(Records excerpted from a collection)
—————
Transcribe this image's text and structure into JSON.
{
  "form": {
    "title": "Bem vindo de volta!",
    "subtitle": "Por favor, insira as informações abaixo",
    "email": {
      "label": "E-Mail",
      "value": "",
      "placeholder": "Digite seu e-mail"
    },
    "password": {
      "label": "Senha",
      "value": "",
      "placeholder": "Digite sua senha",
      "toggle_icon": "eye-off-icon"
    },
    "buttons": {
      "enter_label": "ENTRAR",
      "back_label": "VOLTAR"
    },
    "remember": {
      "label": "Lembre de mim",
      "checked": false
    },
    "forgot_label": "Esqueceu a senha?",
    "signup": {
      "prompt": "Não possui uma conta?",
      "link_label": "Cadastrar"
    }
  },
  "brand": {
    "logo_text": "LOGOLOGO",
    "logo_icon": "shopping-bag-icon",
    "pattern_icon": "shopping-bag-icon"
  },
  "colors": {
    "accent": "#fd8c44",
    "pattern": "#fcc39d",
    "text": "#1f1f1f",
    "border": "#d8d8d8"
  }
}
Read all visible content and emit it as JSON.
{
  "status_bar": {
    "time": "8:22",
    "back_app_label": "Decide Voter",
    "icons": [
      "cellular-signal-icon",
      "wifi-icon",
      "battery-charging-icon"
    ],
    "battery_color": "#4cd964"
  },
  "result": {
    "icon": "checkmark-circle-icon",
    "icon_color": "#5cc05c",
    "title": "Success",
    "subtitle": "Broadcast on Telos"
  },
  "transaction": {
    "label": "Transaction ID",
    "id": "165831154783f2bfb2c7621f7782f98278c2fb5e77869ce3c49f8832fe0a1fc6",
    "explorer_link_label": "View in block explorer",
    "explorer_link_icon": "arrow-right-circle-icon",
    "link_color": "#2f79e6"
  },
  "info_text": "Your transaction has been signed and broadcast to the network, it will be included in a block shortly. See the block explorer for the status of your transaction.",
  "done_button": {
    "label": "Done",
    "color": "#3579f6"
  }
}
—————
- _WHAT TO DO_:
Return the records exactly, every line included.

- _EXPECTED ANSWER_:
Transcribe this image's text and structure into JSON.
{
  "form": {
    "title": "Bem vindo de volta!",
    "subtitle": "Por favor, insira as informações abaixo",
    "email": {
      "label": "E-Mail",
      "value": "",
      "placeholder": "Digite seu e-mail"
    },
    "password": {
      "label": "Senha",
      "value": "",
      "placeholder": "Digite sua senha",
      "toggle_icon": "eye-off-icon"
    },
    "buttons": {
      "enter_label": "ENTRAR",
      "back_label": "VOLTAR"
    },
    "remember": {
      "label": "Lembre de mim",
      "checked": false
    },
    "forgot_label": "Esqueceu a senha?",
    "signup": {
      "prompt": "Não possui uma conta?",
      "link_label": "Cadastrar"
    }
  },
  "brand": {
    "logo_text": "LOGOLOGO",
    "logo_icon": "shopping-bag-icon",
    "pattern_icon": "shopping-bag-icon"
  },
  "colors": {
    "accent": "#fd8c44",
    "pattern": "#fcc39d",
    "text": "#1f1f1f",
    "border": "#d8d8d8"
  }
}
Read all visible content and emit it as JSON.
{
  "status_bar": {
    "time": "8:22",
    "back_app_label": "Decide Voter",
    "icons": [
      "cellular-signal-icon",
      "wifi-icon",
      "battery-charging-icon"
    ],
    "battery_color": "#4cd964"
  },
  "result": {
    "icon": "checkmark-circle-icon",
    "icon_color": "#5cc05c",
    "title": "Success",
    "subtitle": "Broadcast on Telos"
  },
  "transaction": {
    "label": "Transaction ID",
    "id": "165831154783f2bfb2c7621f7782f98278c2fb5e77869ce3c49f8832fe0a1fc6",
    "explorer_link_label": "View in block explorer",
    "explorer_link_icon": "arrow-right-circle-icon",
    "link_color": "#2f79e6"
  },
  "info_text": "Your transaction has been signed and broadcast to the network, it will be included in a block shortly. See the block explorer for the status of your transaction.",
  "done_button": {
    "label": "Done",
    "color": "#3579f6"
  }
}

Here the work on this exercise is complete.